Problem details
From the records below, copy each line that has the word "group" in it.

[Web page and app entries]

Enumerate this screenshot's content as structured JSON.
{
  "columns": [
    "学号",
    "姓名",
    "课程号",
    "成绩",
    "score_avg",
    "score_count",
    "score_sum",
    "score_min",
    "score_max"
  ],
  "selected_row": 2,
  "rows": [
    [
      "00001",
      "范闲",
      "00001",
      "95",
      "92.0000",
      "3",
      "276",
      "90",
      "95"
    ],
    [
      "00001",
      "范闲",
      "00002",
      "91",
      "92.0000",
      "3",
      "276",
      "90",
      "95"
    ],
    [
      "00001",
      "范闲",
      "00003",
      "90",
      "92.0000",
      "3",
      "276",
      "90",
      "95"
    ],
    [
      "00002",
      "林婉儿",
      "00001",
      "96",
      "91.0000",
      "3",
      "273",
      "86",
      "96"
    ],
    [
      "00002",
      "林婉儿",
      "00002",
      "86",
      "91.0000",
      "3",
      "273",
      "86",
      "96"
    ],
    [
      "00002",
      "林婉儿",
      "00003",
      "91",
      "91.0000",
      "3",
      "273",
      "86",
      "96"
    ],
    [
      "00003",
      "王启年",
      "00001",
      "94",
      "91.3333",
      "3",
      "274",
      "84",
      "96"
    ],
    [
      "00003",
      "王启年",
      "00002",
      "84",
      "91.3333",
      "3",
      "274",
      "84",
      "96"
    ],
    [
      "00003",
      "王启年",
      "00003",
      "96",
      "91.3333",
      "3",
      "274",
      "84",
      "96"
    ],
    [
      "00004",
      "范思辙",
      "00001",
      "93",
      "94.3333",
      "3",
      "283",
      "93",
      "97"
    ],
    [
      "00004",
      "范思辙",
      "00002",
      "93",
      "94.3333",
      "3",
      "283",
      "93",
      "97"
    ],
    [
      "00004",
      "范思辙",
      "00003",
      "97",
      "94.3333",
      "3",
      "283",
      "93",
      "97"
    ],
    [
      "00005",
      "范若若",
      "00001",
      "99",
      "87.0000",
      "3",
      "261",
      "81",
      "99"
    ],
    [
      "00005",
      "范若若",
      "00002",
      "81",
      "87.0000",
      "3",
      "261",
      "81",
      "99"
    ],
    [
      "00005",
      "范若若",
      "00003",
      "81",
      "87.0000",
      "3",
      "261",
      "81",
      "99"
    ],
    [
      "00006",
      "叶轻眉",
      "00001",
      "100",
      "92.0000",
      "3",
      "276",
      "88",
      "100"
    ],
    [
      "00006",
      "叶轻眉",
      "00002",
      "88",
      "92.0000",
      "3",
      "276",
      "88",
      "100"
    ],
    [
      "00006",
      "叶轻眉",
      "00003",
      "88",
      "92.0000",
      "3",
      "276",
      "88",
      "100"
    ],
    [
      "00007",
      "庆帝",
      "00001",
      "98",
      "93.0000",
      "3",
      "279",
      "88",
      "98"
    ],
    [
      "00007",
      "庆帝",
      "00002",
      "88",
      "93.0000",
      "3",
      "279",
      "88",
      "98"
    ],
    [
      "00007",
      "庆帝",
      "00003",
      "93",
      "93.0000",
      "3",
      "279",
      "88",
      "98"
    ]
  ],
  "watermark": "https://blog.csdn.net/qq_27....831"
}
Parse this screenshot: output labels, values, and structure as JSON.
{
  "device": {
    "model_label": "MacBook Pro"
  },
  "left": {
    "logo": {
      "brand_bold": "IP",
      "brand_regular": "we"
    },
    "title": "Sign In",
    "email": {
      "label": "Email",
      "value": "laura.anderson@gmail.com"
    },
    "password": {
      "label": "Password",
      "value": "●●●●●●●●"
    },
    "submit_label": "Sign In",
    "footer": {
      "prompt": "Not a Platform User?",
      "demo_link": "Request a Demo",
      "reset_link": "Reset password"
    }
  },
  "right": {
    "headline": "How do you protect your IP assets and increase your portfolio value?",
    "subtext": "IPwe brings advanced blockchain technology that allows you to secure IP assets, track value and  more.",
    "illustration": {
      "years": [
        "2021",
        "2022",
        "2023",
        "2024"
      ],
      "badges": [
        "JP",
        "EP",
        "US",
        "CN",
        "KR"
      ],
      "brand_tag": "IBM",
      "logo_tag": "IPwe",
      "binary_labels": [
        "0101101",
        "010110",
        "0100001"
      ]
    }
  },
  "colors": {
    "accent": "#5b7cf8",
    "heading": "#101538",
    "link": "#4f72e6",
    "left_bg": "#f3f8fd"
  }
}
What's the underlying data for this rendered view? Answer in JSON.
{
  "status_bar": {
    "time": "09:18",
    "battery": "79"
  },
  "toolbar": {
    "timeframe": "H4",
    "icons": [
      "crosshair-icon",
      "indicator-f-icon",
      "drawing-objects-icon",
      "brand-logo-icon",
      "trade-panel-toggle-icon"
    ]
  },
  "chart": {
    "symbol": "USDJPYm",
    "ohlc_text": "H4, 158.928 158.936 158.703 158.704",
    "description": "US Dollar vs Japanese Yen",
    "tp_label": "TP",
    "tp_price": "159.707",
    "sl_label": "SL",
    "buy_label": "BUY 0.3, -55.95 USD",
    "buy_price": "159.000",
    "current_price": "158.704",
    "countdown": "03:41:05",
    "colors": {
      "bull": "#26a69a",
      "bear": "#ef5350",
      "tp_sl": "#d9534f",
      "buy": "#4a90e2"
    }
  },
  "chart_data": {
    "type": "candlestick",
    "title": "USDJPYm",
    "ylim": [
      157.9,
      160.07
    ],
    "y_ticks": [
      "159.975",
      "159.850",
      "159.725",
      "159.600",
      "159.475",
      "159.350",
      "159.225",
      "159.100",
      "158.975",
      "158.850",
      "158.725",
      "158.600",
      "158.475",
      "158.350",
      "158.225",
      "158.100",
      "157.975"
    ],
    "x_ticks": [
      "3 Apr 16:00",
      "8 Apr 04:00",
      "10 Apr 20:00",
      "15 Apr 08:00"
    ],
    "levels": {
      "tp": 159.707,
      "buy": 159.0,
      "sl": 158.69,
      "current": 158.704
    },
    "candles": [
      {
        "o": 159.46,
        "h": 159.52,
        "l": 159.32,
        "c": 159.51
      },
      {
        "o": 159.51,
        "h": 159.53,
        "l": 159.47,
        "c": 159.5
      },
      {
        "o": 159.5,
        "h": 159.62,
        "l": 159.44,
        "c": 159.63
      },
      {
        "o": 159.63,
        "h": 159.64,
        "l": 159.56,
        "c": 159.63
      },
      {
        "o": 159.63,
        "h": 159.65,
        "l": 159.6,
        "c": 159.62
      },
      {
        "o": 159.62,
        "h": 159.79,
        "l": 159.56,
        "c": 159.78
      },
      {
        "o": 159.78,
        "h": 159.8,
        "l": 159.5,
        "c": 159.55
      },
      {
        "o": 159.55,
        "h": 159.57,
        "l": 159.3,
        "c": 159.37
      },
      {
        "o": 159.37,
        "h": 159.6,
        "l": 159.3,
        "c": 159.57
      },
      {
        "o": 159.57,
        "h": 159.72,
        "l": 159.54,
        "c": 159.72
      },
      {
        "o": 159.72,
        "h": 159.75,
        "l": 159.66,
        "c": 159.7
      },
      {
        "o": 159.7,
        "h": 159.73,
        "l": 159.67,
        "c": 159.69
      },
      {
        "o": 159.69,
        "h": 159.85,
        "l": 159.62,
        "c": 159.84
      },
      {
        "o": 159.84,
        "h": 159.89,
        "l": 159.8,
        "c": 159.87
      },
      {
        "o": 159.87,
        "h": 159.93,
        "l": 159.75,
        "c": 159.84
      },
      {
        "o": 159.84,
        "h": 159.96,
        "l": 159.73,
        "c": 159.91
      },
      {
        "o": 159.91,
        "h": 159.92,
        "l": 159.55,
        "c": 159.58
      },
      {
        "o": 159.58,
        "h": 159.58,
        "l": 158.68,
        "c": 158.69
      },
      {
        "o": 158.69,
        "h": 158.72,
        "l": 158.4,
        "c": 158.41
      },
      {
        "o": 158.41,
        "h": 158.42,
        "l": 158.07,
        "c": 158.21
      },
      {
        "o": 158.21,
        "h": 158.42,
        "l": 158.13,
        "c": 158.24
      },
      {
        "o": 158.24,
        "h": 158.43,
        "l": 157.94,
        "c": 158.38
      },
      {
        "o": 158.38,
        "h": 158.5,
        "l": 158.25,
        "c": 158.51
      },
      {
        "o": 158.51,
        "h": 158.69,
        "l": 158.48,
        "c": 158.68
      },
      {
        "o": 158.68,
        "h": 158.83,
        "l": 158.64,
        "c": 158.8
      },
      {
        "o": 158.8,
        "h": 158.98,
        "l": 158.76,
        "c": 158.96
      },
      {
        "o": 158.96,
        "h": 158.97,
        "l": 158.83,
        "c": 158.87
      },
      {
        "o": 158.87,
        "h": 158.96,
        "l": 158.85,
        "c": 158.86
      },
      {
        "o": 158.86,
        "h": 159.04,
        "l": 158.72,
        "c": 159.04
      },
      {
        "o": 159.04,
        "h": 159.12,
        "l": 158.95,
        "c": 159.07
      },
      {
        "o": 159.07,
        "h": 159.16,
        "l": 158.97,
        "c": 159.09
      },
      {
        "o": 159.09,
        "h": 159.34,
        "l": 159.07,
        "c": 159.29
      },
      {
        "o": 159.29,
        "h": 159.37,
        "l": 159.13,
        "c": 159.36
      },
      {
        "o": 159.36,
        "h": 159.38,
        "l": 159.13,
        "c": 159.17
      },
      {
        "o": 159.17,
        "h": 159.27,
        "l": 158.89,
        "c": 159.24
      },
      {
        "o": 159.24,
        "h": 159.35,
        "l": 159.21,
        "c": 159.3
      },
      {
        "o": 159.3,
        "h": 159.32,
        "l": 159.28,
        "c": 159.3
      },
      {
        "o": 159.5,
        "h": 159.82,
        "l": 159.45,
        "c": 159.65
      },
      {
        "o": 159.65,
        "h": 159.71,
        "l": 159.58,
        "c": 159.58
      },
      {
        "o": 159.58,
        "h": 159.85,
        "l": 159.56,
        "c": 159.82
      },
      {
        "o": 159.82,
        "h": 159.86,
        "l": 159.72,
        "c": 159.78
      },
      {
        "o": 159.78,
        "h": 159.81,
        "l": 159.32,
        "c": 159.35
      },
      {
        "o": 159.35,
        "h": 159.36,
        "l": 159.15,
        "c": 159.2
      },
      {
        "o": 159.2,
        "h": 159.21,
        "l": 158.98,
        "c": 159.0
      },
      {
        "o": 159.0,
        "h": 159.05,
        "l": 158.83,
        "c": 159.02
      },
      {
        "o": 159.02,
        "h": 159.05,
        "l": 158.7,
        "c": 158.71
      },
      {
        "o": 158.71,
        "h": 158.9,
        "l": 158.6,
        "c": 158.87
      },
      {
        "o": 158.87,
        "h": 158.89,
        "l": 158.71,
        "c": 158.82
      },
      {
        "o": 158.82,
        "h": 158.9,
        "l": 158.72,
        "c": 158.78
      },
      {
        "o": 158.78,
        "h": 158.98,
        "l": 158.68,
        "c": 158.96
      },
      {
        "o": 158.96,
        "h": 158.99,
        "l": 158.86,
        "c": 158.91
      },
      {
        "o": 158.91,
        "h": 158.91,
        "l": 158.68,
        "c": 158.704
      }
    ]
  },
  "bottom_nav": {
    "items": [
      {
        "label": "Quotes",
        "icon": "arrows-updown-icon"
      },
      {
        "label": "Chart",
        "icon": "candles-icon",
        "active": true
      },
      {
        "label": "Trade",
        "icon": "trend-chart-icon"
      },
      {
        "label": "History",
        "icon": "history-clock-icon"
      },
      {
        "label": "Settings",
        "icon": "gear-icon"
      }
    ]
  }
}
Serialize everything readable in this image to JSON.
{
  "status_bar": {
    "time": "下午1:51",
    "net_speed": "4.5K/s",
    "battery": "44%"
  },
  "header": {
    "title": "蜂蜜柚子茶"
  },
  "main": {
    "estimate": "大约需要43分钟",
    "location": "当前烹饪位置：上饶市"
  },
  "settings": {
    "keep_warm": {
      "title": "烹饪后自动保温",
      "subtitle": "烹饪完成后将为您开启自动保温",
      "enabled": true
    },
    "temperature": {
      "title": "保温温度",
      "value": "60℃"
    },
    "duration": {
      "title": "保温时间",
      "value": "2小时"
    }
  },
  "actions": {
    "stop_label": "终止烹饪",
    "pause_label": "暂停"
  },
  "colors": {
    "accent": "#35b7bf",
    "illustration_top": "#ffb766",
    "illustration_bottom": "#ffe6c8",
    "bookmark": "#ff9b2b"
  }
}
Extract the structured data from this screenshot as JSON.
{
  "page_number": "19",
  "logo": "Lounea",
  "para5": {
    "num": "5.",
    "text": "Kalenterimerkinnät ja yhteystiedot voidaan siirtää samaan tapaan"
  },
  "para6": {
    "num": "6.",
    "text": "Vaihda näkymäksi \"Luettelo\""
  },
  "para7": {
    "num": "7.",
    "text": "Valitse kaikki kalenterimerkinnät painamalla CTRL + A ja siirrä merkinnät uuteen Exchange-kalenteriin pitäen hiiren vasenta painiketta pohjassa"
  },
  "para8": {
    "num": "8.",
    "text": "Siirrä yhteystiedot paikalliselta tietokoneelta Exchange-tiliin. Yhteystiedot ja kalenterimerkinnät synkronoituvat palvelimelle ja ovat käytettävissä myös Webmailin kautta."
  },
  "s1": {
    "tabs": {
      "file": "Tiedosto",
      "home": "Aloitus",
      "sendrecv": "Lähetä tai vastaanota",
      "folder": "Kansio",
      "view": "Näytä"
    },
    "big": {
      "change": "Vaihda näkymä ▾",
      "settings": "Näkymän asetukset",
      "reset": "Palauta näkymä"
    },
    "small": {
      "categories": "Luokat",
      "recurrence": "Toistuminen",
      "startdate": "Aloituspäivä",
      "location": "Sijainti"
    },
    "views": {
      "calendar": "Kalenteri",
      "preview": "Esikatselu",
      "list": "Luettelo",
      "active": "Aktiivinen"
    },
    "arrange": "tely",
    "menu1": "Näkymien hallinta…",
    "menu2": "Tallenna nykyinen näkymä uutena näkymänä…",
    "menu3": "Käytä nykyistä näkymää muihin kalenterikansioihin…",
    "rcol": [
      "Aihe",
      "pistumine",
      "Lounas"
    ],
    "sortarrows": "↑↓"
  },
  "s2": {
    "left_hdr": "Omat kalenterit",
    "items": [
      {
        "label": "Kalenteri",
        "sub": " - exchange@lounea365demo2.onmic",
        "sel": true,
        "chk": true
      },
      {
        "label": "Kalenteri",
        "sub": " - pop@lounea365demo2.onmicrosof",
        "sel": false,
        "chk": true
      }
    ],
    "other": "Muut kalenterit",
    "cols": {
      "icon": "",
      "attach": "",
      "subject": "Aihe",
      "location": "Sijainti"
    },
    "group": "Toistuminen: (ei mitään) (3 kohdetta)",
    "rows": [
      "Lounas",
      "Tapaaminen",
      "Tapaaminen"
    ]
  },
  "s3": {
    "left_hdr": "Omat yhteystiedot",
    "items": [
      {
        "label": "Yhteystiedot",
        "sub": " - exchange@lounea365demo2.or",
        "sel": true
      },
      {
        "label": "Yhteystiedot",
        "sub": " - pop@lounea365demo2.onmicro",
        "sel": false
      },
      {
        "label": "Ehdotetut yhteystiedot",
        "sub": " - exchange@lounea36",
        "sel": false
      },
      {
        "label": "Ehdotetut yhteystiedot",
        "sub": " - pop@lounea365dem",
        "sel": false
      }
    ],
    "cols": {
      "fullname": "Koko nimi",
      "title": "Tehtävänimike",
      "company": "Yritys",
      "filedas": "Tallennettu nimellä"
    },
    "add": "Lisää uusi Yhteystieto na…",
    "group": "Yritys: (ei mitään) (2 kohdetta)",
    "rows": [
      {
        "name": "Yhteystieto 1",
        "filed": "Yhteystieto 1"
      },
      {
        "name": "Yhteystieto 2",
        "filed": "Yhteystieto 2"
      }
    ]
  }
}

Solution below
    "group": "Toistuminen: (ei mitään) (3 kohdetta)",
    "group": "Yritys: (ei mitään) (2 kohdetta)",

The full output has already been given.